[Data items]
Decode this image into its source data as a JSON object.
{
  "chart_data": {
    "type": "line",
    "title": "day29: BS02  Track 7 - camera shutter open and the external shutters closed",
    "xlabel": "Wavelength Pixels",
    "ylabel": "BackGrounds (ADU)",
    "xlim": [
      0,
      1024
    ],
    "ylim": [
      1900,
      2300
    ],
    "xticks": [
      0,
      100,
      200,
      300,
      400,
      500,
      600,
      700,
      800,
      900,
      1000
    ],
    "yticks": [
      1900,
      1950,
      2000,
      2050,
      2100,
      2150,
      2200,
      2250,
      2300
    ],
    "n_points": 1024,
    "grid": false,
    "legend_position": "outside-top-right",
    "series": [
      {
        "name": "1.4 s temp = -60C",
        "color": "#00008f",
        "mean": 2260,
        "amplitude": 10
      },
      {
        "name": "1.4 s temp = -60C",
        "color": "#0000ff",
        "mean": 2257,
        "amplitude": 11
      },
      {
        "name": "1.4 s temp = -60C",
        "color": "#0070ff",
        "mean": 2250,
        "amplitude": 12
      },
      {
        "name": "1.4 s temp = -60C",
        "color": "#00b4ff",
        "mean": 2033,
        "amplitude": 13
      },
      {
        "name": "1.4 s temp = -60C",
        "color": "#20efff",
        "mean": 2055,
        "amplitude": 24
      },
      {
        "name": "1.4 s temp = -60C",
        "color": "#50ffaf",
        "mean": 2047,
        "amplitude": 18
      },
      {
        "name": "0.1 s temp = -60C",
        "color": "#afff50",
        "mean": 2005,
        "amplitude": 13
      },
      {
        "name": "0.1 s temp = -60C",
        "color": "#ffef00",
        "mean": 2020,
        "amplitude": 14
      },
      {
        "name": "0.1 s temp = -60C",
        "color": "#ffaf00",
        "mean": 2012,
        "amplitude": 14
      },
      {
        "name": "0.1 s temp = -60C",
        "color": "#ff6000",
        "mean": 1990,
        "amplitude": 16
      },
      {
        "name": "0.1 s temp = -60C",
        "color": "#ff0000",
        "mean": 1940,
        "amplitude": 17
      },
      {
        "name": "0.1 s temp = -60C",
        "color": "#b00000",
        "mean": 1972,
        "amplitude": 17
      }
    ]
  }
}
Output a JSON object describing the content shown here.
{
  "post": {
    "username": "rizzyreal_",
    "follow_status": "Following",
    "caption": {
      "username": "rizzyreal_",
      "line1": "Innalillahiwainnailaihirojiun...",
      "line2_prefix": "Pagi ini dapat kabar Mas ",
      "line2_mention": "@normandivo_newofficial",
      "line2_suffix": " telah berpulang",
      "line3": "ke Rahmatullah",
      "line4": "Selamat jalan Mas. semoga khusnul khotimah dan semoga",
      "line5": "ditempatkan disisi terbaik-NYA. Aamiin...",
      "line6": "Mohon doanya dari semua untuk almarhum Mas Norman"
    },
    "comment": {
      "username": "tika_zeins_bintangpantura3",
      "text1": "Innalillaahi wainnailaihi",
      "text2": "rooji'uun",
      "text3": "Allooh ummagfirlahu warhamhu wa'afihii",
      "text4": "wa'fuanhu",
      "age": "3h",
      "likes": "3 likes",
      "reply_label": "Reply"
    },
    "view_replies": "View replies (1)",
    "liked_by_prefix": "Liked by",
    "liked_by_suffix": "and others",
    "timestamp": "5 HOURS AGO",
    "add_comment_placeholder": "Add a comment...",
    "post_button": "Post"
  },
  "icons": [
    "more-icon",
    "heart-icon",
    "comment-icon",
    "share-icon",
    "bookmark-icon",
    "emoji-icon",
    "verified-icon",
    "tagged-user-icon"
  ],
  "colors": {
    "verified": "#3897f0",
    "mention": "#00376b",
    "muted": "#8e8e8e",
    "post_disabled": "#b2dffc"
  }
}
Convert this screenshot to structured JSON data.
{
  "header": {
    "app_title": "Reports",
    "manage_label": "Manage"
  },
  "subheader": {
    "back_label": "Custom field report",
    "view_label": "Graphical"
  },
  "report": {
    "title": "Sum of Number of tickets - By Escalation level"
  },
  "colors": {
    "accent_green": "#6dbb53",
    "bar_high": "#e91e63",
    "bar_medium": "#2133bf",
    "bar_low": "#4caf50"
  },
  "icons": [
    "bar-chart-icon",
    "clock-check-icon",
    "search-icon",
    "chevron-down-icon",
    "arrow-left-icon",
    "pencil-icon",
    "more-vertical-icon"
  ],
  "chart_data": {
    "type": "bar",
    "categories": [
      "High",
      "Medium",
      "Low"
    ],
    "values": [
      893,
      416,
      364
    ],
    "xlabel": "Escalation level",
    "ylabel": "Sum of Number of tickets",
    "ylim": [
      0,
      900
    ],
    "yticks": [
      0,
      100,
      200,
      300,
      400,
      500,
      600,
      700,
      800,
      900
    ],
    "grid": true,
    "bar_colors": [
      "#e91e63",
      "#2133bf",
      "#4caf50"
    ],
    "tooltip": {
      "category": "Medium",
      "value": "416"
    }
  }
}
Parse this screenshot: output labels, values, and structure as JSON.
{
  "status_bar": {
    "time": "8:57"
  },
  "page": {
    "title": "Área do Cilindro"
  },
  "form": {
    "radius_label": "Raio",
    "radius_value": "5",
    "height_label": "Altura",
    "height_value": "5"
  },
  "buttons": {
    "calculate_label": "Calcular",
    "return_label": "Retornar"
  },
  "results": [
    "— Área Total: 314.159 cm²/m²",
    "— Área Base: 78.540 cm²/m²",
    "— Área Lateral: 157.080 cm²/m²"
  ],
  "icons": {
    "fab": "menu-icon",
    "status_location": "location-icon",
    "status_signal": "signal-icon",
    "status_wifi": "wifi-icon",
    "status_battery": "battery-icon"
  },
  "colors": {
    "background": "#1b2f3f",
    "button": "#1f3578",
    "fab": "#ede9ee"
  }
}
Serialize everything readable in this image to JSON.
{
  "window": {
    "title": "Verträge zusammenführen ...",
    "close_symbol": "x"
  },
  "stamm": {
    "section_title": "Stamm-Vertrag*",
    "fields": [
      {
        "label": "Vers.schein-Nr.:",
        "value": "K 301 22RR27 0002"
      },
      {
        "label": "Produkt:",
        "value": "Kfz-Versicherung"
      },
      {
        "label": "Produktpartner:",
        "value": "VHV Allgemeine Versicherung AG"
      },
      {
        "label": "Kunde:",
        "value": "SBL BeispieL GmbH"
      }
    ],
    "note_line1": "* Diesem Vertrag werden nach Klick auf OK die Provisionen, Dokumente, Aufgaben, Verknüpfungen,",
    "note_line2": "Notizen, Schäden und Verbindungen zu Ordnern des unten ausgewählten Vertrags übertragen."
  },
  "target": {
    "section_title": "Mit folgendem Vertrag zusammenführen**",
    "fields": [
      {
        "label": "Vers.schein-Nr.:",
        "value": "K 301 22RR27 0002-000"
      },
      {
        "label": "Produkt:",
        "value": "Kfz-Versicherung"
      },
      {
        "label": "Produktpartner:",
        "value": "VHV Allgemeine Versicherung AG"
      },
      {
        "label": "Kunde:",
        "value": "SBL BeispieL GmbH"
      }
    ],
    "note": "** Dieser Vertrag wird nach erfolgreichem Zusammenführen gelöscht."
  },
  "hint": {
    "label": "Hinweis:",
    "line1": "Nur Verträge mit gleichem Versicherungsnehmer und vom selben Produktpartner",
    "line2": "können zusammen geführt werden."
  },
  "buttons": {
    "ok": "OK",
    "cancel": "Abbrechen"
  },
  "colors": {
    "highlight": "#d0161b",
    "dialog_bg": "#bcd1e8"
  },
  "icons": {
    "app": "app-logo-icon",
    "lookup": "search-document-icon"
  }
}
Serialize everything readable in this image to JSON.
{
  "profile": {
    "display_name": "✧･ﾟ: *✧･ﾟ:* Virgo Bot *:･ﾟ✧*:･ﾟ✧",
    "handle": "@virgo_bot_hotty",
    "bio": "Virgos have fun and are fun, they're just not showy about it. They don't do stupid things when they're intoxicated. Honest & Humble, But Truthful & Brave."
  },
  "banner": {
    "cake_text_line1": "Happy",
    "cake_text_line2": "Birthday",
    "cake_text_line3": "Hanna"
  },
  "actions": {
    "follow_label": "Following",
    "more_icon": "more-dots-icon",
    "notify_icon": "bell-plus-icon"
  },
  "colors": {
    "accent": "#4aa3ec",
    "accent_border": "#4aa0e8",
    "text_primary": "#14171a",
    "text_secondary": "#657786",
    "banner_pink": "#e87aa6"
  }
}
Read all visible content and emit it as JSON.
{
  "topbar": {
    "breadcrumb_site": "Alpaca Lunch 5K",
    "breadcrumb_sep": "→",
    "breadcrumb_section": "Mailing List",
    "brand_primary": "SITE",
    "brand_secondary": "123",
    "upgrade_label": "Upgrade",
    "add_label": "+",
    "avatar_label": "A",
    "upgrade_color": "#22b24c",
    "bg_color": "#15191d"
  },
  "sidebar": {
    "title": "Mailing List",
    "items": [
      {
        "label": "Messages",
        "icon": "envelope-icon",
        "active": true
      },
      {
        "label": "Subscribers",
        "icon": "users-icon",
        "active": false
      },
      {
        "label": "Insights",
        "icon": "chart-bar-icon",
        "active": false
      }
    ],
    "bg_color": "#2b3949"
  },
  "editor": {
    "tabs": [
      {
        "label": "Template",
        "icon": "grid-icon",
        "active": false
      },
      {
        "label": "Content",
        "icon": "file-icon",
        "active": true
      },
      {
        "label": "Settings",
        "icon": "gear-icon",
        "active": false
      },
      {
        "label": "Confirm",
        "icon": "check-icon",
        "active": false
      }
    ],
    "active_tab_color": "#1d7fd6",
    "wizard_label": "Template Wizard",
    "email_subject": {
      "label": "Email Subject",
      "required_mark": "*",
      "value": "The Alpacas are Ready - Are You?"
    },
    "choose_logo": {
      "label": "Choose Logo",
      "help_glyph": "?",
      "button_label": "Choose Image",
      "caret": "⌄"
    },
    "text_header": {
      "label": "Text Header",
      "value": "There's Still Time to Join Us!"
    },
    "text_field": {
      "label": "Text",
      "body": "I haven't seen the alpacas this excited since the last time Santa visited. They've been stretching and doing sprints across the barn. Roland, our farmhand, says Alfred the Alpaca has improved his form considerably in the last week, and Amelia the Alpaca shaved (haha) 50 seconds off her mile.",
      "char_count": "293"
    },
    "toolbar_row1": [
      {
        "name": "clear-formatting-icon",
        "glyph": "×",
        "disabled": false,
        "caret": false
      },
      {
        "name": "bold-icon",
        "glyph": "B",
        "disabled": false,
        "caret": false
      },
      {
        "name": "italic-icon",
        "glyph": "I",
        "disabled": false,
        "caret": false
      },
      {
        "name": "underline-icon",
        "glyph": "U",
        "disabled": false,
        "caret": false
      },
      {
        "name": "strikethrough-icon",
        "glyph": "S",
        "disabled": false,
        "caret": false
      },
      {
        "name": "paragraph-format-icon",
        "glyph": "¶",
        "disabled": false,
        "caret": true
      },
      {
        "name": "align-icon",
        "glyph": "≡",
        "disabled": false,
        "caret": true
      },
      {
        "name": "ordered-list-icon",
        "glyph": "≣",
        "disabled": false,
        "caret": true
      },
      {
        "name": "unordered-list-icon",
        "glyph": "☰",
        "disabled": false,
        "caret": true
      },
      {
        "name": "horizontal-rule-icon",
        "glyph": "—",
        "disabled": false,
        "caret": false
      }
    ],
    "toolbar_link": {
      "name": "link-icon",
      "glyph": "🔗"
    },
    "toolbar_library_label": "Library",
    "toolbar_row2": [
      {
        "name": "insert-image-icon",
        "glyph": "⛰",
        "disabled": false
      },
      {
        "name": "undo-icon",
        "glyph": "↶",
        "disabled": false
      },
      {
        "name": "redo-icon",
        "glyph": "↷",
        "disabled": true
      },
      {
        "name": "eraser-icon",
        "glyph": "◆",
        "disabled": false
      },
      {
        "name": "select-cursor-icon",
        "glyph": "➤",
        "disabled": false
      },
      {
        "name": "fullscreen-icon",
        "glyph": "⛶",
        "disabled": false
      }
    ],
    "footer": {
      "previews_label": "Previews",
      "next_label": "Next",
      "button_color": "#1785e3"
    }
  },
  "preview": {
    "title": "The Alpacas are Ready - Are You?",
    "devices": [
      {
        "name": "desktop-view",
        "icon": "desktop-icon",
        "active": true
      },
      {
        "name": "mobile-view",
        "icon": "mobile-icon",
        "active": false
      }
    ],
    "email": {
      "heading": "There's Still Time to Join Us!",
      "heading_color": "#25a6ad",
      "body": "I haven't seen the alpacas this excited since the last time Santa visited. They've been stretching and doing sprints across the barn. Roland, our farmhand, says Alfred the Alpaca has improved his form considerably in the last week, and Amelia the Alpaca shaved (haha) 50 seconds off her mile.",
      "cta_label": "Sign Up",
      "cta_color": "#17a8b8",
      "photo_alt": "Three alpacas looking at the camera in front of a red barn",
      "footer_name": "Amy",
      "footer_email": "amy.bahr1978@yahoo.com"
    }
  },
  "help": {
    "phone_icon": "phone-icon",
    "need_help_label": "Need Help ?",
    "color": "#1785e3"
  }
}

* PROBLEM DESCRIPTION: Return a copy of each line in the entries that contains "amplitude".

* EXERCISE ANSWER:
        "amplitude": 10
        "amplitude": 11
        "amplitude": 12
        "amplitude": 13
        "amplitude": 24
        "amplitude": 18
        "amplitude": 13
        "amplitude": 14
        "amplitude": 14
        "amplitude": 16
        "amplitude": 17
        "amplitude": 17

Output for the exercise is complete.